It’s beautiful at the top of Pico do Arieiro on Madeira. Apart from the huge air defence radar station, that is. There’s also a fabulous bar, where I get a coffee which isn’t Italian and a Portuguese custard tart, a pastéis de nata. As I pay, I bet that pastéis de nata is the plural and not the singular, and sure enough it is. I have a pastel de nata. Just the one. Not several pastéis de nata. Whoever decided to use just an ‘s’ for plurals in English was inspired.
Outside it’s crisp and cold and people are heading off the mountains. I can hear car doors slamming and cars careering down the quickening slopes. It’s when the final orange rays of the setting sun hit the tips of the peak behind me that the scene lights up with magic.
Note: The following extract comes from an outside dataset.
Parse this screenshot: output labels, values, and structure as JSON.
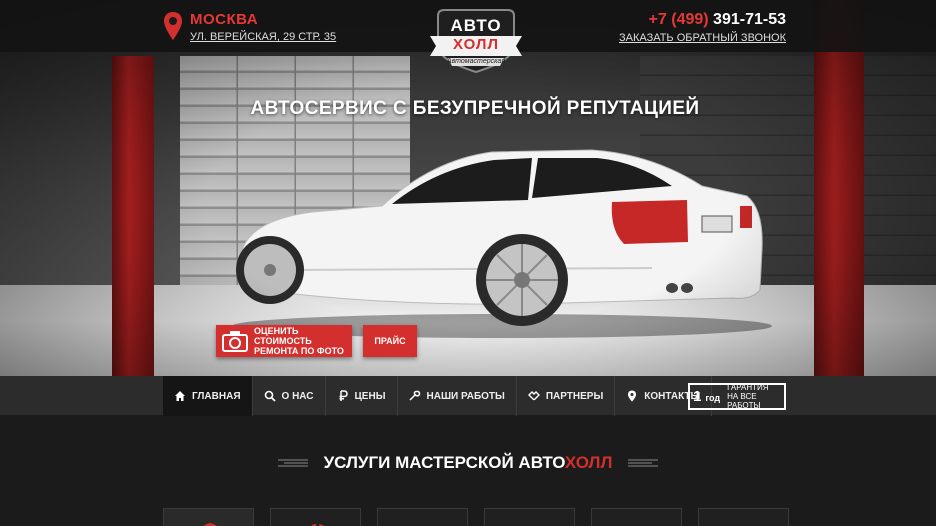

I love it here.
Some people think that taking photographs distracts from being ‘in the moment’. For me, taking photographs is my way of being in the moment.
The colours are spectacular high above the clouds. The final few Instagram image seekers are still here. I suspect he’s taking a silhouette of her spectacular pose. She has to try several wobbly times before she nails it. I’d love to see what his photograph of her was like.
Back at my accommodation I set up my laptop to play Jackie Leven. He’s the incredibly poetic man who made some of the most ambitious and heartfelt music I’ve ever heard. Here’s an unusual piece called Old West African Song. If you’ve not discovered his albums, like Fairytales for Hard Men, Forbidden Songs of the Dying West and The Mystery of Love Is Greater Than The Mystery of Death, then I recommend them highly. Unusually, it’s not his voice on this song.
Do not seek too much fame
But do not seek obscurity
But do not remind the world of your deeds
Excel when you must
But do not excel the world
Many heroes are not yet born
Many have already died
To be alive to hear this song is a victory
“To be alive to see this sight is a victory”